How does sleep affect fertility?


One simple but often overlooked way to boost your fertility is to get enough sleep. This may sound strange at first, but if you look at the chemistry of sleep you will see that chronic sleep deprivation can contribute to infertility.

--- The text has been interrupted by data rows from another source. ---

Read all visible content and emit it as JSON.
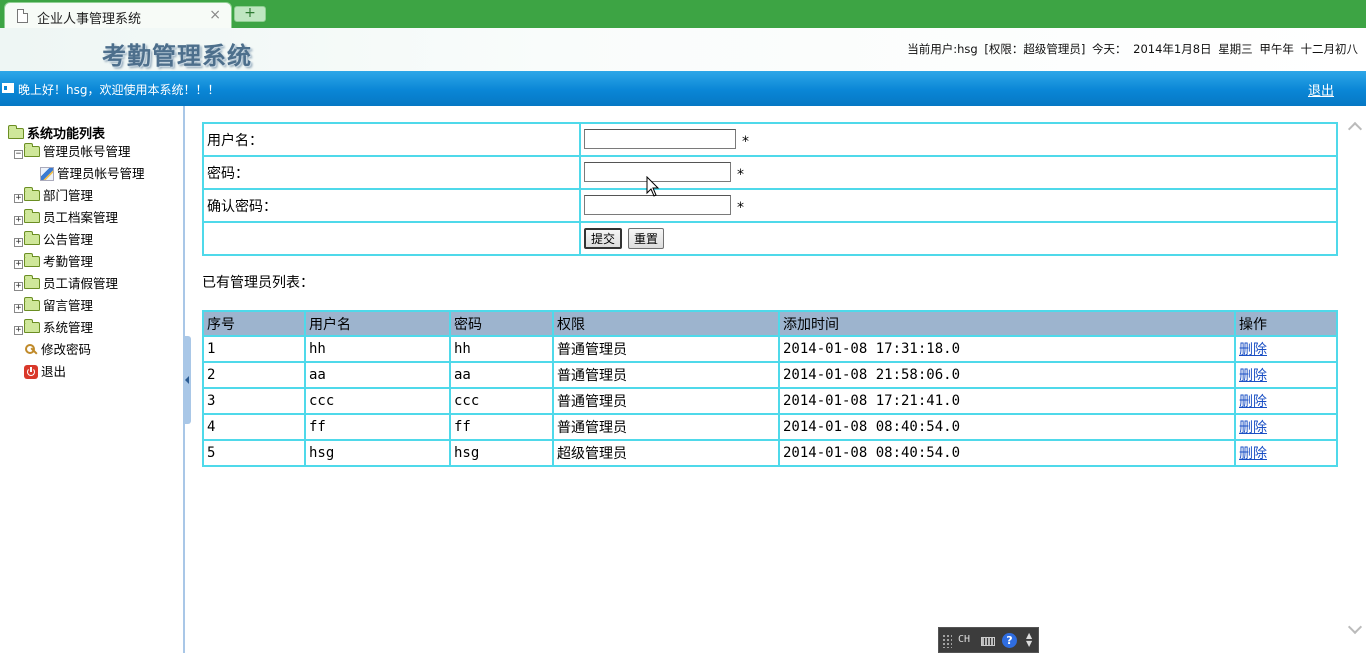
{
  "browser": {
    "tab_title": "企业人事管理系统",
    "close_glyph": "×",
    "new_tab_glyph": "+"
  },
  "header": {
    "system_title": "考勤管理系统",
    "user_info": {
      "current_user": "当前用户:hsg",
      "permission": "[权限：超级管理员]",
      "today_label": "今天：",
      "date": "2014年1月8日",
      "weekday": "星期三",
      "year_ganzhi": "甲午年",
      "lunar_date": "十二月初八"
    }
  },
  "bluebar": {
    "welcome": "晚上好！hsg，欢迎使用本系统！！！",
    "logout": "退出"
  },
  "sidebar": {
    "root_label": "系统功能列表",
    "items": [
      {
        "label": "管理员帐号管理",
        "expanded": true,
        "children": [
          {
            "label": "管理员帐号管理"
          }
        ]
      },
      {
        "label": "部门管理",
        "expanded": false
      },
      {
        "label": "员工档案管理",
        "expanded": false
      },
      {
        "label": "公告管理",
        "expanded": false
      },
      {
        "label": "考勤管理",
        "expanded": false
      },
      {
        "label": "员工请假管理",
        "expanded": false
      },
      {
        "label": "留言管理",
        "expanded": false
      },
      {
        "label": "系统管理",
        "expanded": false
      }
    ],
    "leaves": [
      {
        "label": "修改密码",
        "icon": "key-icon"
      },
      {
        "label": "退出",
        "icon": "exit-icon"
      }
    ],
    "collapse_glyph": "−",
    "expand_glyph": "+"
  },
  "form": {
    "username_label": "用户名：",
    "password_label": "密码：",
    "confirm_label": "确认密码：",
    "username_value": "",
    "password_value": "",
    "confirm_value": "",
    "required_mark": "*",
    "submit_label": "提交",
    "reset_label": "重置"
  },
  "list": {
    "title": "已有管理员列表：",
    "columns": [
      "序号",
      "用户名",
      "密码",
      "权限",
      "添加时间",
      "操作"
    ],
    "rows": [
      {
        "no": "1",
        "username": "hh",
        "password": "hh",
        "role": "普通管理员",
        "added": "2014-01-08 17:31:18.0",
        "action": "删除"
      },
      {
        "no": "2",
        "username": "aa",
        "password": "aa",
        "role": "普通管理员",
        "added": "2014-01-08 21:58:06.0",
        "action": "删除"
      },
      {
        "no": "3",
        "username": "ccc",
        "password": "ccc",
        "role": "普通管理员",
        "added": "2014-01-08 17:21:41.0",
        "action": "删除"
      },
      {
        "no": "4",
        "username": "ff",
        "password": "ff",
        "role": "普通管理员",
        "added": "2014-01-08 08:40:54.0",
        "action": "删除"
      },
      {
        "no": "5",
        "username": "hsg",
        "password": "hsg",
        "role": "超级管理员",
        "added": "2014-01-08 08:40:54.0",
        "action": "删除"
      }
    ]
  },
  "ime": {
    "lang": "CH",
    "help": "?"
  },
  "colors": {
    "tabbar": "#3da444",
    "bluebar": "#0a86d6",
    "table_border": "#4fd9ea",
    "table_header": "#9db4ce",
    "link": "#1a4fc4"
  }
}
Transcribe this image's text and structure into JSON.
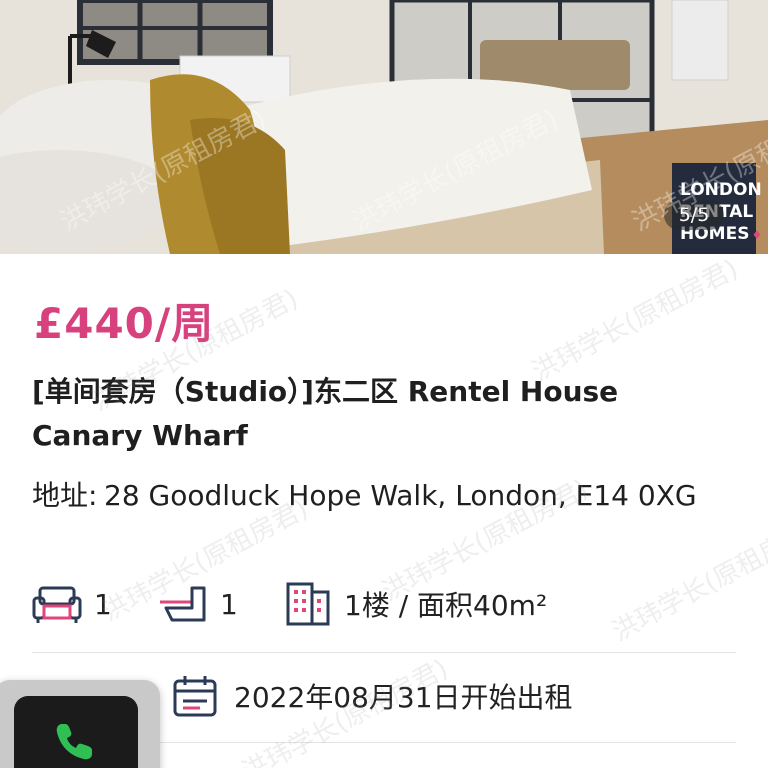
{
  "photo": {
    "counter": "5/5",
    "brand_badge": {
      "line1": "LONDON",
      "line2": "RENTAL",
      "line3": "HOMES"
    }
  },
  "listing": {
    "price": "£440/周",
    "title": "[单间套房（Studio）]东二区 Rentel House Canary Wharf",
    "address_label": "地址:",
    "address_value": "28 Goodluck Hope Walk, London, E14 0XG",
    "features": {
      "living_rooms": "1",
      "bathrooms": "1",
      "floor_area": "1楼 / 面积40m²"
    },
    "available_from": "2022年08月31日开始出租"
  },
  "watermark": {
    "text": "洪玮学长(原租房君)"
  },
  "colors": {
    "price_pink": "#d6417e",
    "icon_navy": "#2b3a55",
    "icon_pink": "#e0457b",
    "call_green": "#2fbf55"
  },
  "icons": {
    "sofa": "sofa-icon",
    "bath": "bathtub-icon",
    "building": "building-icon",
    "calendar": "calendar-icon",
    "phone": "phone-icon"
  }
}
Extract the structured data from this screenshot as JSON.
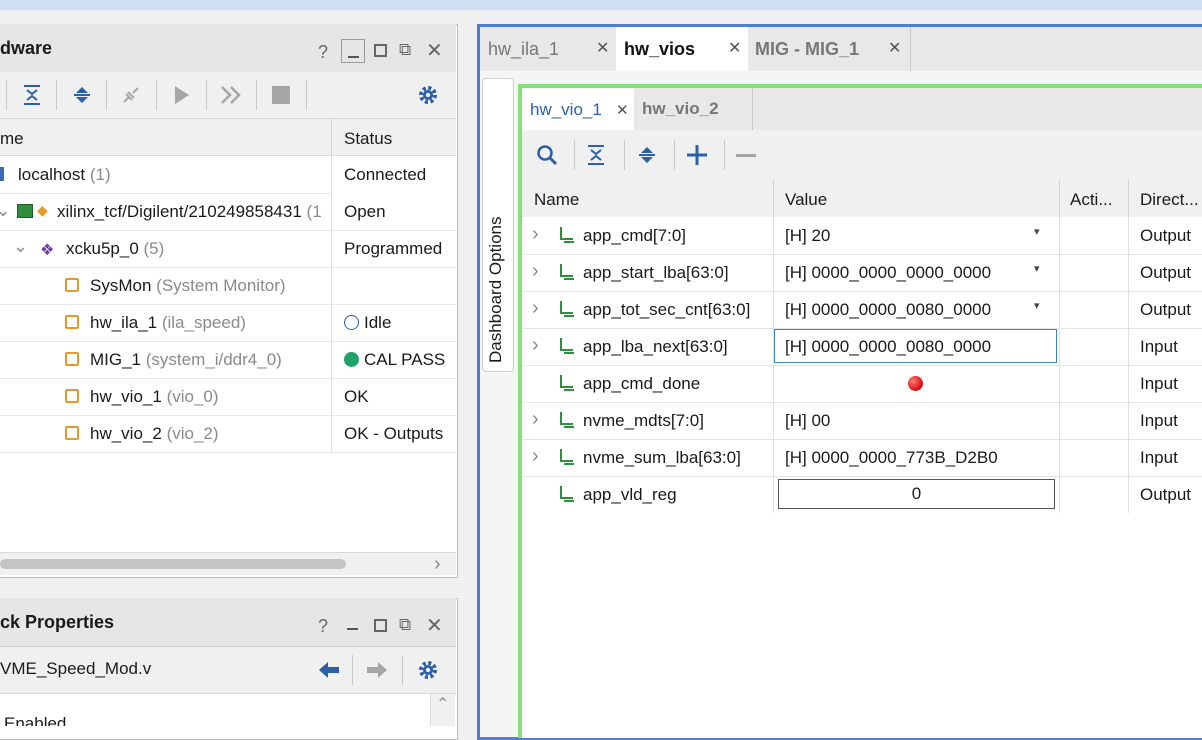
{
  "hardware": {
    "title": "dware",
    "columns": {
      "name": "me",
      "status": "Status"
    },
    "rows": [
      {
        "name": "localhost",
        "suffix": "(1)",
        "status": "Connected"
      },
      {
        "name": "xilinx_tcf/Digilent/210249858431",
        "suffix": "(1",
        "status": "Open"
      },
      {
        "name": "xcku5p_0",
        "suffix": "(5)",
        "status": "Programmed"
      },
      {
        "name": "SysMon",
        "suffix": "(System Monitor)",
        "status": ""
      },
      {
        "name": "hw_ila_1",
        "suffix": "(ila_speed)",
        "status": "Idle"
      },
      {
        "name": "MIG_1",
        "suffix": "(system_i/ddr4_0)",
        "status": "CAL PASS"
      },
      {
        "name": "hw_vio_1",
        "suffix": "(vio_0)",
        "status": "OK"
      },
      {
        "name": "hw_vio_2",
        "suffix": "(vio_2)",
        "status": "OK - Outputs"
      }
    ],
    "status_colors": {
      "idle_ring": "#2b5fa8",
      "cal_pass": "#1fa36a"
    }
  },
  "properties": {
    "title": "ck Properties",
    "file": "VME_Speed_Mod.v",
    "partial_row": "Enabled"
  },
  "dashboard": {
    "tabs": [
      {
        "label": "hw_ila_1"
      },
      {
        "label": "hw_vios"
      },
      {
        "label": "MIG - MIG_1"
      }
    ],
    "side_label": "Dashboard Options",
    "inner_tabs": [
      {
        "label": "hw_vio_1"
      },
      {
        "label": "hw_vio_2"
      }
    ],
    "columns": {
      "name": "Name",
      "value": "Value",
      "activity": "Acti...",
      "direction": "Direct..."
    },
    "rows": [
      {
        "name": "app_cmd[7:0]",
        "value": "[H] 20",
        "direction": "Output"
      },
      {
        "name": "app_start_lba[63:0]",
        "value": "[H] 0000_0000_0000_0000",
        "direction": "Output"
      },
      {
        "name": "app_tot_sec_cnt[63:0]",
        "value": "[H] 0000_0000_0080_0000",
        "direction": "Output"
      },
      {
        "name": "app_lba_next[63:0]",
        "value": "[H] 0000_0000_0080_0000",
        "direction": "Input"
      },
      {
        "name": "app_cmd_done",
        "value": "",
        "direction": "Input"
      },
      {
        "name": "nvme_mdts[7:0]",
        "value": "[H] 00",
        "direction": "Input"
      },
      {
        "name": "nvme_sum_lba[63:0]",
        "value": "[H] 0000_0000_773B_D2B0",
        "direction": "Input"
      },
      {
        "name": "app_vld_reg",
        "value": "0",
        "direction": "Output"
      }
    ],
    "led_color": "#e01818"
  }
}
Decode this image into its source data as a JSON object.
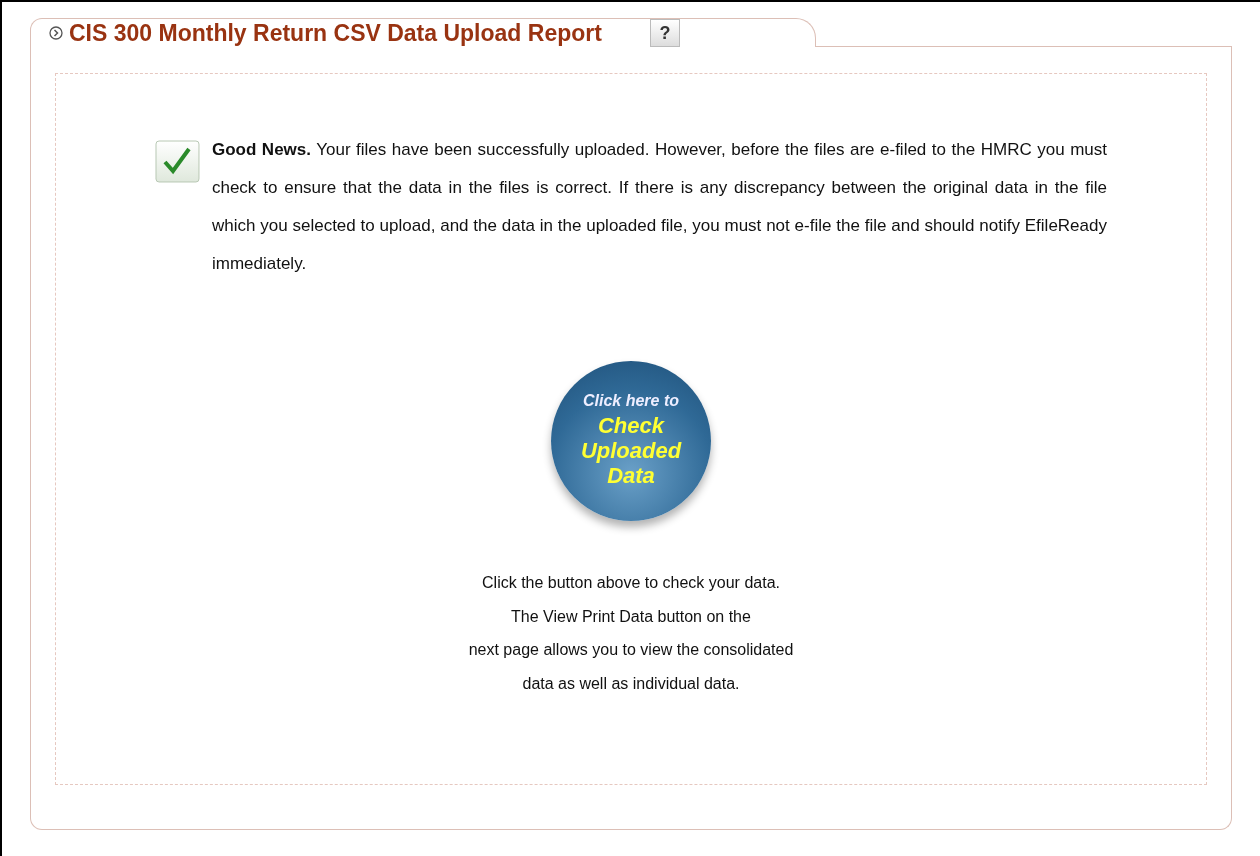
{
  "panel": {
    "title": "CIS 300 Monthly Return CSV Data Upload Report",
    "help_button": "?"
  },
  "notice": {
    "text": "**Good News.** Your files have been successfully uploaded. However, before the files are e-filed to the HMRC you must check to ensure that the data in the files is correct. If there is any discrepancy between the original data in the file which you selected to upload, and the data in the uploaded file, you must not e-file the file and should notify EfileReady immediately."
  },
  "check_button": {
    "caption": "Click here to",
    "label": "Check Uploaded Data"
  },
  "instructions": [
    "Click the button above to check your data.",
    "The View Print Data button on the",
    "next page allows you to view the consolidated",
    "data as well as individual data."
  ]
}
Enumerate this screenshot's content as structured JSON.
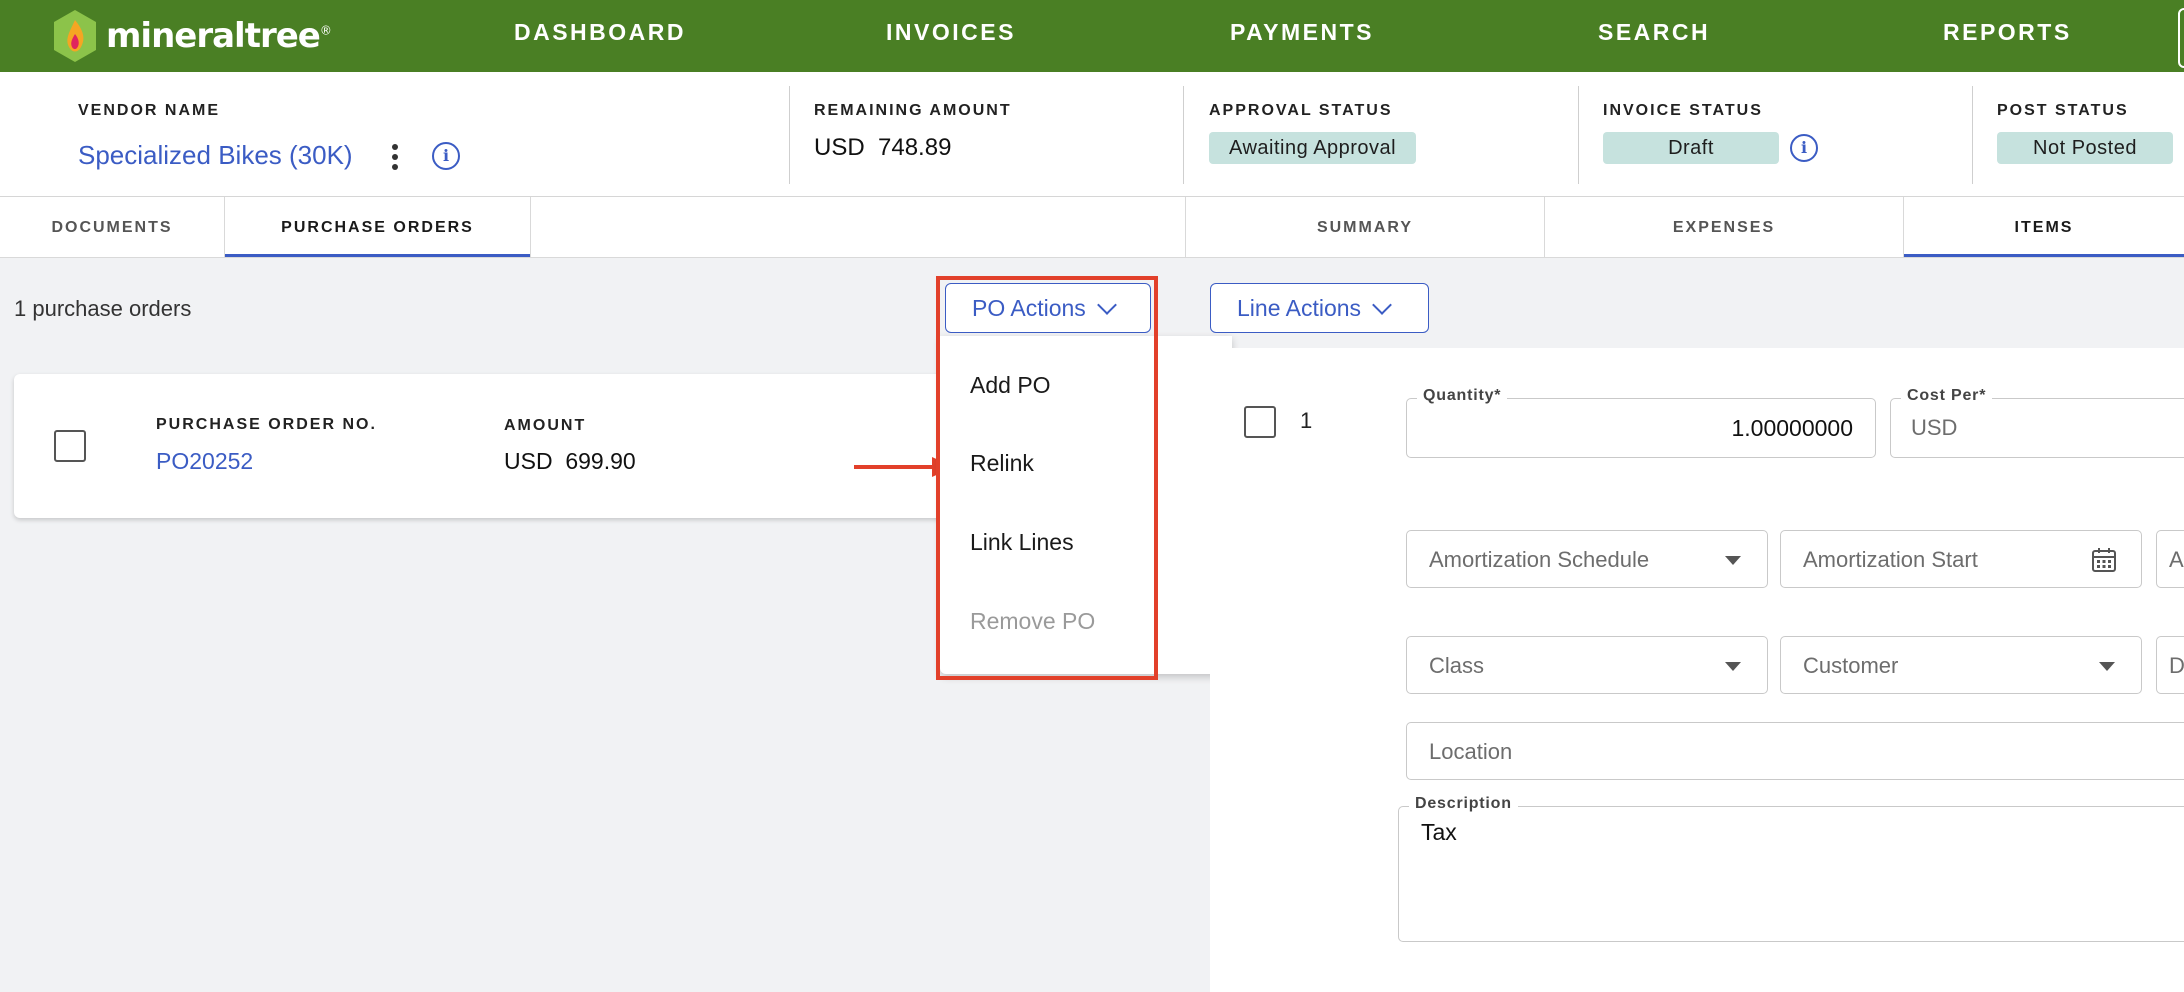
{
  "nav": {
    "logo_text": "mineraltree",
    "logo_mark": "®",
    "items": [
      "DASHBOARD",
      "INVOICES",
      "PAYMENTS",
      "SEARCH",
      "REPORTS"
    ]
  },
  "header": {
    "vendor_label": "VENDOR NAME",
    "vendor_name": "Specialized Bikes (30K)",
    "remaining_label": "REMAINING AMOUNT",
    "remaining_currency": "USD",
    "remaining_value": "748.89",
    "approval_label": "APPROVAL STATUS",
    "approval_value": "Awaiting Approval",
    "invoice_status_label": "INVOICE STATUS",
    "invoice_status_value": "Draft",
    "post_status_label": "POST STATUS",
    "post_status_value": "Not Posted",
    "status_color": "#c6e2de"
  },
  "tabs_left": [
    "DOCUMENTS",
    "PURCHASE ORDERS"
  ],
  "tabs_right": [
    "SUMMARY",
    "EXPENSES",
    "ITEMS"
  ],
  "left": {
    "count_text": "1 purchase orders",
    "po_actions_label": "PO Actions",
    "table_headers": [
      "PURCHASE ORDER NO.",
      "AMOUNT"
    ],
    "rows": [
      {
        "po_number": "PO20252",
        "currency": "USD",
        "amount": "699.90"
      }
    ],
    "menu": [
      "Add PO",
      "Relink",
      "Link Lines",
      "Remove PO"
    ]
  },
  "right": {
    "line_actions_label": "Line Actions",
    "line_number": "1",
    "quantity_label": "Quantity*",
    "quantity_value": "1.00000000",
    "cost_label": "Cost Per*",
    "cost_currency": "USD",
    "amortization_schedule": "Amortization Schedule",
    "amortization_start": "Amortization Start",
    "amortization_end_partial": "A",
    "class_placeholder": "Class",
    "customer_placeholder": "Customer",
    "partial_placeholder": "D",
    "location_placeholder": "Location",
    "description_label": "Description",
    "description_value": "Tax"
  },
  "colors": {
    "nav_bg": "#4a7f24",
    "accent": "#3b5cc4",
    "highlight": "#e2402a"
  }
}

  • Weight gain and infertility are closely linked, especially in those with PCOS (polycystic ovarian syndrome). Several studies have shown that getting less than 7 hours of sleep each night can lead to weight gain and insulin resistance. Excess insulin is a known factor in infertility and PCOS.
  • Your body operates on a daily cycle called the circadian rhythm. At precise times throughout the day and night your brain sends messages to different hormone systems. When you don’t get enough sleep, or your sleep schedule is erratic, this precise timing is thrown off. Every hormone system in your body is thrown out of kilter when your circadian rhythms are off. Getting enough sleep allows your body to re-establish those rhythms.
  • Your body also repairs itself while you sleep. Damaged or inflamed cells are repaired each night. If the body does not have time to repair itself, this lack may cause long term damage to any system in your body.
  • Research has also shown that night shift can cause irregular menstruation in some women and also may interfere with ovulation.
  • Lack of sleep is stressful. When you are overtired you are more likely to feel stressed. Stress is rated as the number one cause of difficulty in conceiving.
  • Depression is a well known side effect of lack of sleep. When you are depressed you are less likely to take good care of your body including eating right. A good diet combined with regular exercise increase your chances of fertility as well.

Quick tips to improving your sleep habits:

  • Creating a bedtime routine and sticking with it
  • Avoid work or checking e-mails just before sleep
  • Avoid caffeine in the late afternoon and evening – have a cup of herbal tea just before bed
  • Keep your bedroom work and TV free